WHAT NEEDS TO BE DONE =>
What is needed here is a faithful repeat of every entry, with no character changed.

DATASET RECORDS =>
******

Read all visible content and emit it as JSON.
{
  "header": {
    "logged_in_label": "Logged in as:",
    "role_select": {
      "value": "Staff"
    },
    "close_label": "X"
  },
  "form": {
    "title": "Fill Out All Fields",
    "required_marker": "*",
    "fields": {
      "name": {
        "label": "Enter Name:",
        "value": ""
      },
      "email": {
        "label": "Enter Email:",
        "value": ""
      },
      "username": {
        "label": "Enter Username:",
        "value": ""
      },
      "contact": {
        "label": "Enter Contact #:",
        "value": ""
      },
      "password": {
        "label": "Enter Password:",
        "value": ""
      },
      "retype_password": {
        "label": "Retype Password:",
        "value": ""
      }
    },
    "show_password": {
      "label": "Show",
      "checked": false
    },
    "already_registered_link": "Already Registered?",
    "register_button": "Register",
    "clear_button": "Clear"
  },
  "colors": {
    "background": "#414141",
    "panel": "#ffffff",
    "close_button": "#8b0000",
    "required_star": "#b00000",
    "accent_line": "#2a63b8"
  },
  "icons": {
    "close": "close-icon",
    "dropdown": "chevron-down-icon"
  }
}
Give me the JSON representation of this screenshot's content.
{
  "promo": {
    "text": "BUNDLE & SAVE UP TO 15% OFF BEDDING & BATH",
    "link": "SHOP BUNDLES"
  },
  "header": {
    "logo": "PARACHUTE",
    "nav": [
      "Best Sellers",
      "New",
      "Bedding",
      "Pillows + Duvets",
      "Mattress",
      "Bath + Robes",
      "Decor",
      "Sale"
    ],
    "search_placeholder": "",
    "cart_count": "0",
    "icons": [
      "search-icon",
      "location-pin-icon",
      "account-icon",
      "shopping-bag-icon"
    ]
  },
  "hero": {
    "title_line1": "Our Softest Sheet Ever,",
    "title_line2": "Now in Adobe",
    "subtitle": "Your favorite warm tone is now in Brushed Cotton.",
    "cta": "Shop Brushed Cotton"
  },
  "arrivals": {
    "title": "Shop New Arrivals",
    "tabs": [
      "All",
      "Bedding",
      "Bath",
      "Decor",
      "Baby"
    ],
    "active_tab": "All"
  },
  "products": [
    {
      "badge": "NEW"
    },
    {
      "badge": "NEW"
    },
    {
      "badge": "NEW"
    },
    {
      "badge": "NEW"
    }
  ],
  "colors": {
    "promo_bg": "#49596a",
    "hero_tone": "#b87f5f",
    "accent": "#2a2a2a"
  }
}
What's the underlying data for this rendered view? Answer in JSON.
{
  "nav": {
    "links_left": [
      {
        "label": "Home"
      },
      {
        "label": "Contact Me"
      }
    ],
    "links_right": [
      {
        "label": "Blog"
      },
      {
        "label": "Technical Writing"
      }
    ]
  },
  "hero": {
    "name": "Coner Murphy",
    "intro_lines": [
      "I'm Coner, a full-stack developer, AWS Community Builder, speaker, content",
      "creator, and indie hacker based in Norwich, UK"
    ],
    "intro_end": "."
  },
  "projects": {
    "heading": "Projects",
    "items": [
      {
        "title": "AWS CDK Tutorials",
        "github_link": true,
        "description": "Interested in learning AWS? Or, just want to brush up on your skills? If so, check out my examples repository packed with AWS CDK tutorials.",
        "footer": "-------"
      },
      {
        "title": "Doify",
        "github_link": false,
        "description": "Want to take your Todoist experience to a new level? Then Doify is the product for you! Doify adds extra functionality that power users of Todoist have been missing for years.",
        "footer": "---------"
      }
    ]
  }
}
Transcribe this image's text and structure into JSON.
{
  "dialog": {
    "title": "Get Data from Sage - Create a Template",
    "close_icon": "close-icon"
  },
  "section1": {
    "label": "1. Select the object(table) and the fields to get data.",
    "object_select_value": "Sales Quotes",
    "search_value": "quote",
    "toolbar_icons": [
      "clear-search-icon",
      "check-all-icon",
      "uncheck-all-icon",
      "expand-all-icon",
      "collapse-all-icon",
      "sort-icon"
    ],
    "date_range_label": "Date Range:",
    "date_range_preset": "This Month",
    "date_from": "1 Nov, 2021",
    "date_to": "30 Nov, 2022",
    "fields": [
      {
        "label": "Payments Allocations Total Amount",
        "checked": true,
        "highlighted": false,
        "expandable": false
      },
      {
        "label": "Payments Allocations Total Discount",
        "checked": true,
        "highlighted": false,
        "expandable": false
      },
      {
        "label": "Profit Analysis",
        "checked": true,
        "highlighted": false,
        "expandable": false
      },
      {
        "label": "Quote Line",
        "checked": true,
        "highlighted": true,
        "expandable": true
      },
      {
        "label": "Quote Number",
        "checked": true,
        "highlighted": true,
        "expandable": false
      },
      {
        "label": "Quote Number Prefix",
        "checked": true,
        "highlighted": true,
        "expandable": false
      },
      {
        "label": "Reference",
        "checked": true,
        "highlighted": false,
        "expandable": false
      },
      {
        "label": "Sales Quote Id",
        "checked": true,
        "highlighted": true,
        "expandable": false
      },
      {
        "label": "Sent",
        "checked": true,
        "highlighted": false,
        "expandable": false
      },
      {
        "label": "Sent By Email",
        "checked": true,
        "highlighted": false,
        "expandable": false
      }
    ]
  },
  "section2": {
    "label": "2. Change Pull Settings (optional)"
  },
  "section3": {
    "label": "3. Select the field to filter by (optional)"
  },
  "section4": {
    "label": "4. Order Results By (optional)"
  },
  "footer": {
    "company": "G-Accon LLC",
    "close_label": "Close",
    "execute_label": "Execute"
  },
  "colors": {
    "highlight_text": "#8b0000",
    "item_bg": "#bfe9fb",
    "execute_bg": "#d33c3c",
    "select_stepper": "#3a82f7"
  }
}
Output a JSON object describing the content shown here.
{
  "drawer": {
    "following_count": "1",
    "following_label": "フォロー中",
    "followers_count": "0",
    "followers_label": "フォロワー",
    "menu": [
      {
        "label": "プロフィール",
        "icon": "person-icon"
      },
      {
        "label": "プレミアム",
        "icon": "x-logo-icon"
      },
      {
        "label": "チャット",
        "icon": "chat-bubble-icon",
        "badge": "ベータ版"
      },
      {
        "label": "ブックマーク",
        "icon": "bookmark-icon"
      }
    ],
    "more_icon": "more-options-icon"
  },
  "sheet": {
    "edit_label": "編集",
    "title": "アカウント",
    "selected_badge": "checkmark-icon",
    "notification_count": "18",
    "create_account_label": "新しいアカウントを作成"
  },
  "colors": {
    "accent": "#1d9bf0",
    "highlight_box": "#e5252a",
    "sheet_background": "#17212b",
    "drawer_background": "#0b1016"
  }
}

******

RESPONSE BELOW =>
Read all visible content and emit it as JSON.
{
  "header": {
    "logged_in_label": "Logged in as:",
    "role_select": {
      "value": "Staff"
    },
    "close_label": "X"
  },
  "form": {
    "title": "Fill Out All Fields",
    "required_marker": "*",
    "fields": {
      "name": {
        "label": "Enter Name:",
        "value": ""
      },
      "email": {
        "label": "Enter Email:",
        "value": ""
      },
      "username": {
        "label": "Enter Username:",
        "value": ""
      },
      "contact": {
        "label": "Enter Contact #:",
        "value": ""
      },
      "password": {
        "label": "Enter Password:",
        "value": ""
      },
      "retype_password": {
        "label": "Retype Password:",
        "value": ""
      }
    },
    "show_password": {
      "label": "Show",
      "checked": false
    },
    "already_registered_link": "Already Registered?",
    "register_button": "Register",
    "clear_button": "Clear"
  },
  "colors": {
    "background": "#414141",
    "panel": "#ffffff",
    "close_button": "#8b0000",
    "required_star": "#b00000",
    "accent_line": "#2a63b8"
  },
  "icons": {
    "close": "close-icon",
    "dropdown": "chevron-down-icon"
  }
}
Give me the JSON representation of this screenshot's content.
{
  "promo": {
    "text": "BUNDLE & SAVE UP TO 15% OFF BEDDING & BATH",
    "link": "SHOP BUNDLES"
  },
  "header": {
    "logo": "PARACHUTE",
    "nav": [
      "Best Sellers",
      "New",
      "Bedding",
      "Pillows + Duvets",
      "Mattress",
      "Bath + Robes",
      "Decor",
      "Sale"
    ],
    "search_placeholder": "",
    "cart_count": "0",
    "icons": [
      "search-icon",
      "location-pin-icon",
      "account-icon",
      "shopping-bag-icon"
    ]
  },
  "hero": {
    "title_line1": "Our Softest Sheet Ever,",
    "title_line2": "Now in Adobe",
    "subtitle": "Your favorite warm tone is now in Brushed Cotton.",
    "cta": "Shop Brushed Cotton"
  },
  "arrivals": {
    "title": "Shop New Arrivals",
    "tabs": [
      "All",
      "Bedding",
      "Bath",
      "Decor",
      "Baby"
    ],
    "active_tab": "All"
  },
  "products": [
    {
      "badge": "NEW"
    },
    {
      "badge": "NEW"
    },
    {
      "badge": "NEW"
    },
    {
      "badge": "NEW"
    }
  ],
  "colors": {
    "promo_bg": "#49596a",
    "hero_tone": "#b87f5f",
    "accent": "#2a2a2a"
  }
}
What's the underlying data for this rendered view? Answer in JSON.
{
  "nav": {
    "links_left": [
      {
        "label": "Home"
      },
      {
        "label": "Contact Me"
      }
    ],
    "links_right": [
      {
        "label": "Blog"
      },
      {
        "label": "Technical Writing"
      }
    ]
  },
  "hero": {
    "name": "Coner Murphy",
    "intro_lines": [
      "I'm Coner, a full-stack developer, AWS Community Builder, speaker, content",
      "creator, and indie hacker based in Norwich, UK"
    ],
    "intro_end": "."
  },
  "projects": {
    "heading": "Projects",
    "items": [
      {
        "title": "AWS CDK Tutorials",
        "github_link": true,
        "description": "Interested in learning AWS? Or, just want to brush up on your skills? If so, check out my examples repository packed with AWS CDK tutorials.",
        "footer": "-------"
      },
      {
        "title": "Doify",
        "github_link": false,
        "description": "Want to take your Todoist experience to a new level? Then Doify is the product for you! Doify adds extra functionality that power users of Todoist have been missing for years.",
        "footer": "---------"
      }
    ]
  }
}
Transcribe this image's text and structure into JSON.
{
  "dialog": {
    "title": "Get Data from Sage - Create a Template",
    "close_icon": "close-icon"
  },
  "section1": {
    "label": "1. Select the object(table) and the fields to get data.",
    "object_select_value": "Sales Quotes",
    "search_value": "quote",
    "toolbar_icons": [
      "clear-search-icon",
      "check-all-icon",
      "uncheck-all-icon",
      "expand-all-icon",
      "collapse-all-icon",
      "sort-icon"
    ],
    "date_range_label": "Date Range:",
    "date_range_preset": "This Month",
    "date_from": "1 Nov, 2021",
    "date_to": "30 Nov, 2022",
    "fields": [
      {
        "label": "Payments Allocations Total Amount",
        "checked": true,
        "highlighted": false,
        "expandable": false
      },
      {
        "label": "Payments Allocations Total Discount",
        "checked": true,
        "highlighted": false,
        "expandable": false
      },
      {
        "label": "Profit Analysis",
        "checked": true,
        "highlighted": false,
        "expandable": false
      },
      {
        "label": "Quote Line",
        "checked": true,
        "highlighted": true,
        "expandable": true
      },
      {
        "label": "Quote Number",
        "checked": true,
        "highlighted": true,
        "expandable": false
      },
      {
        "label": "Quote Number Prefix",
        "checked": true,
        "highlighted": true,
        "expandable": false
      },
      {
        "label": "Reference",
        "checked": true,
        "highlighted": false,
        "expandable": false
      },
      {
        "label": "Sales Quote Id",
        "checked": true,
        "highlighted": true,
        "expandable": false
      },
      {
        "label": "Sent",
        "checked": true,
        "highlighted": false,
        "expandable": false
      },
      {
        "label": "Sent By Email",
        "checked": true,
        "highlighted": false,
        "expandable": false
      }
    ]
  },
  "section2": {
    "label": "2. Change Pull Settings (optional)"
  },
  "section3": {
    "label": "3. Select the field to filter by (optional)"
  },
  "section4": {
    "label": "4. Order Results By (optional)"
  },
  "footer": {
    "company": "G-Accon LLC",
    "close_label": "Close",
    "execute_label": "Execute"
  },
  "colors": {
    "highlight_text": "#8b0000",
    "item_bg": "#bfe9fb",
    "execute_bg": "#d33c3c",
    "select_stepper": "#3a82f7"
  }
}
Output a JSON object describing the content shown here.
{
  "drawer": {
    "following_count": "1",
    "following_label": "フォロー中",
    "followers_count": "0",
    "followers_label": "フォロワー",
    "menu": [
      {
        "label": "プロフィール",
        "icon": "person-icon"
      },
      {
        "label": "プレミアム",
        "icon": "x-logo-icon"
      },
      {
        "label": "チャット",
        "icon": "chat-bubble-icon",
        "badge": "ベータ版"
      },
      {
        "label": "ブックマーク",
        "icon": "bookmark-icon"
      }
    ],
    "more_icon": "more-options-icon"
  },
  "sheet": {
    "edit_label": "編集",
    "title": "アカウント",
    "selected_badge": "checkmark-icon",
    "notification_count": "18",
    "create_account_label": "新しいアカウントを作成"
  },
  "colors": {
    "accent": "#1d9bf0",
    "highlight_box": "#e5252a",
    "sheet_background": "#17212b",
    "drawer_background": "#0b1016"
  }
}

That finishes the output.